Close by the Grimsby Town Railway Station are several examples of the work of Harold Gosney – born in Sheffield, he studied at Grimsby School of Art and London’s Slade School of Fine Art.
The majority of Gosney’s early commissions were collaborations with architects and he has made a significant contribution to public art in Grimsby.
He is the artist responsible for the reliefs on the Abbey Walk Car Park.
The large Grimsby seal by the entrance to the Grimsby Central Library
And the Grim and Havelok themed copper relief on the side of Wilko store in Old Market Place.
On the way to the Central Library along Osborne Street there are a number of 60’s offices and shops
New Oxford House.
To our left the magnificent Central Library
Adorned with this delightful concrete honeycomb.
And the figures of the Guardians of Knowledge.
Sculpted by Peter Todd, the former head of Grimsby Art School.
There’s a bronze mixture in the fibreglass to make it look bronze like. They were made at home, we lived in an old school in Walesby, he set up a 15ft table.

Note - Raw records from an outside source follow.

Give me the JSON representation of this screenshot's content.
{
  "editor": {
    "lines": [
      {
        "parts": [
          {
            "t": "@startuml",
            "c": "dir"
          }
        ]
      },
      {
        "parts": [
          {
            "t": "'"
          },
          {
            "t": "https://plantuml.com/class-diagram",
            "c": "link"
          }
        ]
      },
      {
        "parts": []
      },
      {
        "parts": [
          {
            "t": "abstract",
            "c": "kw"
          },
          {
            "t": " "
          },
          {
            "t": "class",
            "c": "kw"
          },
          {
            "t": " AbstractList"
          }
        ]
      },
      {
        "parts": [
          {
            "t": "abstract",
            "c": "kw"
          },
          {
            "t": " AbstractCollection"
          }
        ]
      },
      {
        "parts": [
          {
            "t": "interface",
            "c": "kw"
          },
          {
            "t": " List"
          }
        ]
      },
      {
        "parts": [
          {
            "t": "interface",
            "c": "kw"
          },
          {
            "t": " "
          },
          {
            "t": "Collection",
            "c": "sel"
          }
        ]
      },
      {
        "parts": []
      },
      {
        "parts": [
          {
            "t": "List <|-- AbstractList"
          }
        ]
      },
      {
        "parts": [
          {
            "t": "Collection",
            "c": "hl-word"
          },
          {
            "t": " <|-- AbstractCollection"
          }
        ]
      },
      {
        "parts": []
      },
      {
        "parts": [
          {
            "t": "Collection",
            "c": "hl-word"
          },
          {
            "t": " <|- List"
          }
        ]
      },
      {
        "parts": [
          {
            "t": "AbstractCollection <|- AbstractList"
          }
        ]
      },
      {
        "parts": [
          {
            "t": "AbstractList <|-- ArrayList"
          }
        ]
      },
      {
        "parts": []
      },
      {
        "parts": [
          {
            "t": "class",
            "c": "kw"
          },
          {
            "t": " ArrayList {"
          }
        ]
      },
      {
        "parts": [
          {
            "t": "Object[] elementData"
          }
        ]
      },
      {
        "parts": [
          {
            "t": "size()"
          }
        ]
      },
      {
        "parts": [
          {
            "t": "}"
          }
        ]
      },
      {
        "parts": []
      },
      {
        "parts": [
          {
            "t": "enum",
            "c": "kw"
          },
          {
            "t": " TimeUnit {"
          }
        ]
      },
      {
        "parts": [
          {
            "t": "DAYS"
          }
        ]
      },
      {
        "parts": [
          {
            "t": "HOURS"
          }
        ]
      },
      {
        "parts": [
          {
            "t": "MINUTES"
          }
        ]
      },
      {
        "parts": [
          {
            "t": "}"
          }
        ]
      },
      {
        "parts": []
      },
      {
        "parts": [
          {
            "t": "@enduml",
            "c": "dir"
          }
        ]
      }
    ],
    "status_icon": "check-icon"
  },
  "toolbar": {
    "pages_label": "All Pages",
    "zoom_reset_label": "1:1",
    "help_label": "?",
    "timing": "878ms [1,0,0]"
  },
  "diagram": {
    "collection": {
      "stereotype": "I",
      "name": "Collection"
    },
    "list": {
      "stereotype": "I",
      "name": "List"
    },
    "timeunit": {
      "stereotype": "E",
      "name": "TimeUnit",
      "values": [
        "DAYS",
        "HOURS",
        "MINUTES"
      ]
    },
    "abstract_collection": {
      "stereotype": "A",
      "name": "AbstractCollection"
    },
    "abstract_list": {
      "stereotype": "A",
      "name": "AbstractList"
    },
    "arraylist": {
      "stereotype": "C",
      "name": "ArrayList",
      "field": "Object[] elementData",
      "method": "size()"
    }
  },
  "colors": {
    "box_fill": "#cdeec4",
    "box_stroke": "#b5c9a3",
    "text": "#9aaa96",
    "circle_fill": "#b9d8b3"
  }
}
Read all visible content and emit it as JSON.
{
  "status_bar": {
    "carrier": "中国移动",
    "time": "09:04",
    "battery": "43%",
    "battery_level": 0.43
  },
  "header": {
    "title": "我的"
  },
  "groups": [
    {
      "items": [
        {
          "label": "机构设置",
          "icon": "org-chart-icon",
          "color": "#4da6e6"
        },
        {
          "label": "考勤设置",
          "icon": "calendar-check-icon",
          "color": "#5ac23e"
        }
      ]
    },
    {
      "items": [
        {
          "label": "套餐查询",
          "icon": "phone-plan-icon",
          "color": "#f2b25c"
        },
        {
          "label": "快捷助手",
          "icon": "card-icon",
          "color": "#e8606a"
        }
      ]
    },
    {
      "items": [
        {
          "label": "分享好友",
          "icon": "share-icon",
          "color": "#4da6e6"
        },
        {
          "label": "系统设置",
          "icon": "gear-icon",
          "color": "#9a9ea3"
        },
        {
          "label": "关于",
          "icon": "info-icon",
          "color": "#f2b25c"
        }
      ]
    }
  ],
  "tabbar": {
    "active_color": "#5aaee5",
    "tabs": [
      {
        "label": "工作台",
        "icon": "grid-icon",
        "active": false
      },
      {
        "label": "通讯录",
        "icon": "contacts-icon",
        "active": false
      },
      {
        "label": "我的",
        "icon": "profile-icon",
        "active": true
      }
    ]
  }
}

They were made of clay then with about 10 pots of boiled rubber, he moulded the clay and they were filled with fibreglass and resin.

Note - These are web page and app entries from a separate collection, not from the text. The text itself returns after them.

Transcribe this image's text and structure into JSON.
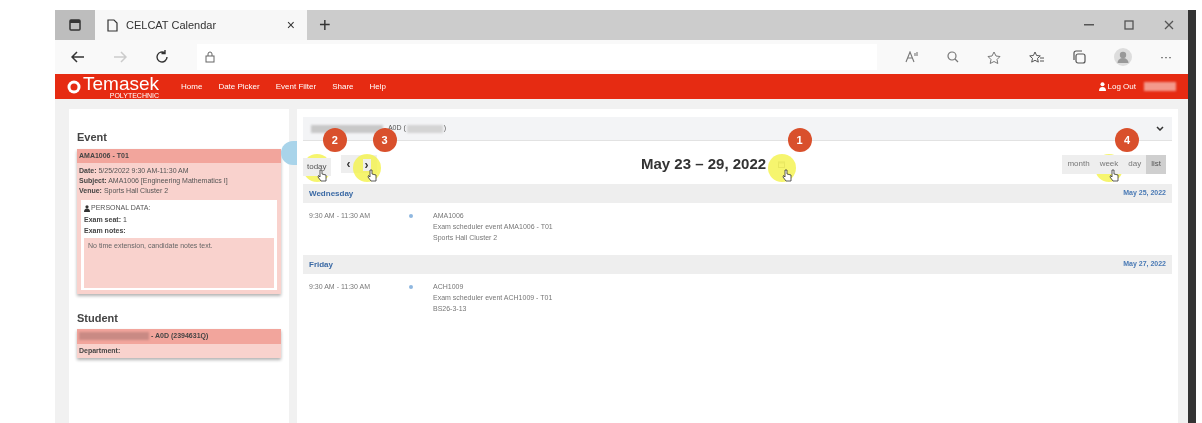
{
  "browser": {
    "tab_title": "CELCAT Calendar",
    "new_tab": "+",
    "close_tab": "×",
    "more": "···"
  },
  "app": {
    "logo": "Temasek",
    "logo_sub": "POLYTECHNIC",
    "nav": [
      "Home",
      "Date Picker",
      "Event Filter",
      "Share",
      "Help"
    ],
    "logout": "Log Out"
  },
  "event_panel": {
    "heading": "Event",
    "event_title": "AMA1006 - T01",
    "fields": [
      {
        "label": "Date:",
        "value": "5/25/2022 9:30 AM-11:30 AM"
      },
      {
        "label": "Subject:",
        "value": "AMA1006 [Engineering Mathematics I]"
      },
      {
        "label": "Venue:",
        "value": "Sports Hall Cluster 2"
      }
    ],
    "personal_heading": "PERSONAL DATA:",
    "exam_seat_label": "Exam seat:",
    "exam_seat": "1",
    "exam_notes_label": "Exam notes:",
    "exam_notes": "No time extension, candidate notes text."
  },
  "student_panel": {
    "heading": "Student",
    "name": "- A0D (2394631Q)",
    "department_label": "Department:"
  },
  "calendar": {
    "selector": {
      "text_before": "- A0D (",
      "text_after": ")"
    },
    "today": "today",
    "prev": "‹",
    "next": "›",
    "title": "May 23 – 29, 2022",
    "views": [
      {
        "label": "month",
        "selected": false
      },
      {
        "label": "week",
        "selected": false
      },
      {
        "label": "day",
        "selected": false
      },
      {
        "label": "list",
        "selected": true
      }
    ],
    "days": [
      {
        "day": "Wednesday",
        "date": "May 25, 2022",
        "events": [
          {
            "time": "9:30 AM - 11:30 AM",
            "lines": [
              "AMA1006",
              "Exam scheduler event AMA1006 - T01",
              "Sports Hall Cluster 2"
            ]
          }
        ]
      },
      {
        "day": "Friday",
        "date": "May 27, 2022",
        "events": [
          {
            "time": "9:30 AM - 11:30 AM",
            "lines": [
              "ACH1009",
              "Exam scheduler event ACH1009 - T01",
              "BS26-3-13"
            ]
          }
        ]
      }
    ]
  },
  "annotations": [
    {
      "number": "2"
    },
    {
      "number": "3"
    },
    {
      "number": "1"
    },
    {
      "number": "4"
    }
  ]
}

Modular relief to the rear of the Library.
Heading down Doughty Street to circumnavigate the car park.
Taking in the Garden Street Signal Box.
The first is an example of Trellis by Mitzi Cunliffe.
The second on the former BHS is unattributed.
On its opening the centre was thought by Ian Nairn to be one of the finest in the country.
Further along we encounter Santander and New Look.
Whilst just around the corner lurks a William Mitchell door on the former RBS branch.
A towering mass wrote Pevsner.
A brick service tower and aggregate-clad slab.
It was designed by George Winterburn and built in 1973.
With an adjoining brick functionalist block of 1935.
Next door are the Magistrates’ Courts.
And across the way the Bus Garage of 1925.
Wandering down Freeman Street we find the former ABC Cinema.
Architects: William Riddell Glen
A Co-op Shop was attached.
Opened by Associated British Cinemas(ABC) on 4th December 1937 as the Regal Cinema, it had an original seating capacity of 1,966, with 1,280 in the stalls and 686 in the circle. It was equipped with a Compton 3Manual/6Ranks theatre organ which was opened by Wilfred Southworth. The organ console was illuminated.
It was renamed ABC in 1961. In July 1966, the ABC was modernised and alterations took place. The new ABC occupied the balcony of the original cinema building and had a seating capacity of 1,231 when it re-opened on 18th March 1967. The former stalls seating area was converted into a Kwik Save supermarket and shops. The layout was unusual in that the circle started at the very rear of the stalls. The new cinema was also back to front – the original projection box was now above the proscenium, and became the plenum room.
The Modernism of Freeman Street Market is much diminished.
Let’s take a swerve right to Hope Street.
Where we find the Royal National Mission To Deep Sea Fishermen – now Hope House.
With its marvellous mosaic.
Onwards down Victor Street toward the former Ross House now occupied by Young’s Foods.
In the mid-1960s, a new eleven storey headquarters was built in Grimsby by Myton, a division of Taylor Woodrow
Architects: Howard V Lobbs & Partners – Lobb had a busy practice specialising in schools and had been responsible for coordinating architects on the Festival of Britain. He was also responsible for the design of the British Pavilion at the 1958 World Exhibition in Brussels.
In addition were also responsible for the M1 Services at Leicester.